By Stan Deresinski, MD, FACP, FIDSA
Clinical Professor of Medicine, Stanford University
Dr. Deresinski reports no financial relationships relevant to this field of study.
SYNOPSIS: Only 1.5% of all individuals in the world with chronic hepatitis B virus infection are receiving treatment.
SOURCE: Hutin Y, Nasrullah M, Easterbrook P, et al. Access to treatment for hepatitis B virus infection — worldwide, 2016. MMWR Morb Mortal Wkly Rep 2018;67:773-777.
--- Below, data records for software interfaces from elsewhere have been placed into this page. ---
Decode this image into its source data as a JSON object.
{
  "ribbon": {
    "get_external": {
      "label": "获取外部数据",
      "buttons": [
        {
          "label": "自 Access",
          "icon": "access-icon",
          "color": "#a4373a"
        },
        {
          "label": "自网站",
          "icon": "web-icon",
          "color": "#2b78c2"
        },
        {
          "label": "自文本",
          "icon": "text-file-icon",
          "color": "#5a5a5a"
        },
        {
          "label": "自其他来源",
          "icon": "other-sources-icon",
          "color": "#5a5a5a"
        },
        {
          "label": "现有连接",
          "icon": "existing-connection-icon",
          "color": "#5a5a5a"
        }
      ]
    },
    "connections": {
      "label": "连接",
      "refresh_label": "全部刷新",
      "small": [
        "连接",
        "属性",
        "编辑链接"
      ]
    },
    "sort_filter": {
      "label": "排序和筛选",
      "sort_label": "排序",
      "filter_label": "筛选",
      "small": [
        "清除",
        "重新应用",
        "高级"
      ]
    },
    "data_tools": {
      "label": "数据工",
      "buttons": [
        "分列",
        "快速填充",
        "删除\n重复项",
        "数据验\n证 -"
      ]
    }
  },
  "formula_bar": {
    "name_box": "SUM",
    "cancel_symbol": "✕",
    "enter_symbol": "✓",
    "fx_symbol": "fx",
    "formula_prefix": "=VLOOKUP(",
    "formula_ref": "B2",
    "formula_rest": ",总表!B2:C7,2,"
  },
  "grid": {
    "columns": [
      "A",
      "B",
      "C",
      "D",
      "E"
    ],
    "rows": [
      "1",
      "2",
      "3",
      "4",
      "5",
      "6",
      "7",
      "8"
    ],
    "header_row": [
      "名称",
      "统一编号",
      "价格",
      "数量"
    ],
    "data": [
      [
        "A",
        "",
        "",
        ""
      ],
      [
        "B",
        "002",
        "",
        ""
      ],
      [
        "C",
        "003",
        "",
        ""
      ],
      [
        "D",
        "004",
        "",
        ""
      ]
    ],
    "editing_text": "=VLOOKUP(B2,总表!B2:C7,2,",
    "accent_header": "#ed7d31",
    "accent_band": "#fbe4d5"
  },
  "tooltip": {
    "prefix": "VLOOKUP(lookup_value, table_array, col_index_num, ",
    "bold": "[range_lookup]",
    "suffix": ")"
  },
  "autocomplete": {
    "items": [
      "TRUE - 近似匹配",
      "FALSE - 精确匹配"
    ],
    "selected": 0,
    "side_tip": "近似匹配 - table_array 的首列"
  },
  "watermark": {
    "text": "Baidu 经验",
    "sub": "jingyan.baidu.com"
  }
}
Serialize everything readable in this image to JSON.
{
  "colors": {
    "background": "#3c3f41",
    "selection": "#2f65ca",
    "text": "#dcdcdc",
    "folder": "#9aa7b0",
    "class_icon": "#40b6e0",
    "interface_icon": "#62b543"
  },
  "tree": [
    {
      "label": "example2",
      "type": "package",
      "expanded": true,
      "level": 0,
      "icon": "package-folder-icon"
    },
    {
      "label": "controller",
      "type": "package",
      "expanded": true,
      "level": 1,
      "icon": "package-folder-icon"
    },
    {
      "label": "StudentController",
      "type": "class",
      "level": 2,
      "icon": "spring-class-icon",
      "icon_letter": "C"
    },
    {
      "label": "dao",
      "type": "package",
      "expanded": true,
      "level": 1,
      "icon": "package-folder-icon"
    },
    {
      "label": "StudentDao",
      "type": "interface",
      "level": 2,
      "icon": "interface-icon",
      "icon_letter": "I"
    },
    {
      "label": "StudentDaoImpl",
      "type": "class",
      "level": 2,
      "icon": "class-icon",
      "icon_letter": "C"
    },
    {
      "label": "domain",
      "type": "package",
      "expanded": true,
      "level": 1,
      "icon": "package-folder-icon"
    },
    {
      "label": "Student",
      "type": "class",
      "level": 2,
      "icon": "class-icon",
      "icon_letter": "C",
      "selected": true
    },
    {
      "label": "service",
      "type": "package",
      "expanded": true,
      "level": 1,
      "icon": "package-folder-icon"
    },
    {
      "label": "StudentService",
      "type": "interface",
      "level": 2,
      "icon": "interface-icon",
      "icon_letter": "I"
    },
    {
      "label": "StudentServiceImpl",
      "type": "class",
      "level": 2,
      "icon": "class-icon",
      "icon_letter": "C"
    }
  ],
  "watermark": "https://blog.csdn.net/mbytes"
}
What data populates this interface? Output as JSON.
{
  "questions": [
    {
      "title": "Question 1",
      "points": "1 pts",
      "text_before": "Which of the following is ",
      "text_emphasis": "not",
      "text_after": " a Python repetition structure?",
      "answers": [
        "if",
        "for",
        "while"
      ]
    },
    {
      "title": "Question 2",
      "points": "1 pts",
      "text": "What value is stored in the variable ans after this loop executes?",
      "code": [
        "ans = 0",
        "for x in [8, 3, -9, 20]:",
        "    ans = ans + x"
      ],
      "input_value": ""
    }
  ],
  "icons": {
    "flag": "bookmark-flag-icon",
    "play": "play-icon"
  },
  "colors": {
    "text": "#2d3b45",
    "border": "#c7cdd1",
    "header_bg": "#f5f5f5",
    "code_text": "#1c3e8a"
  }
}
In 2016, the World Health Assembly endorsed World Health Organization (WHO) goals for the elimination of hepatitis B virus (HBV) and hepatitis C virus infections by 2030. More specifically, the global goal is a 90% reduction in the incidence and a 65% reduction in mortality. Of the estimated 257 million HBV-infected individuals in 2016, only approximately 27 million (10.5%) had been diagnosed and were aware that they were infected. Furthermore, only 4.5 million (16.7%; 1.5% of all infected individuals) of these were receiving antiviral therapy. The proportion of infected individuals was low across countries’ income strata, but, interestingly was highest in upper-middle-income countries (see Figure), not in high-income countries. As expected, low-income countries performed the worst.
Approximately 3.5% of the world’s population in 2017 was chronically infected with HBV and almost 900,000 died, mostly from cirrhosis and/or hepatocellular carcinoma. Unfortunately, only approximately 4.5 million (1.8%) of all individuals with HBV in the world were receiving therapy directed against this viral infection.
A prime example of the failure to deal with the problem is exemplified by Africa, which has among the highest rates of chronic HBV infection and the highest mortality from related hepatocellular carcinoma in the world. Despite this, there are no national programs in the entire region, with limited exceptions, such as pilot programs and those associated with HIV activities, that provide testing and treatment services.
The failure to address global HBV infection exists even though the WHO-recommended anti-HBV drugs tenofovir and entecavir are available in most or all countries of the world and that their cost has decreased. Thus, in 2015, the yearly cost of entecavir was as low as $427, while that of WHO-prequalified generic tenofovir in 2016 was only $32.
This dramatic decrease in cost should provide low- and middle-income countries an opportunity for dealing with the problem of chronic HBV infection. This will require the development of national strategies with initial prioritizing of treatment initiation to individuals who have developed cirrhosis already, followed by more expansive use.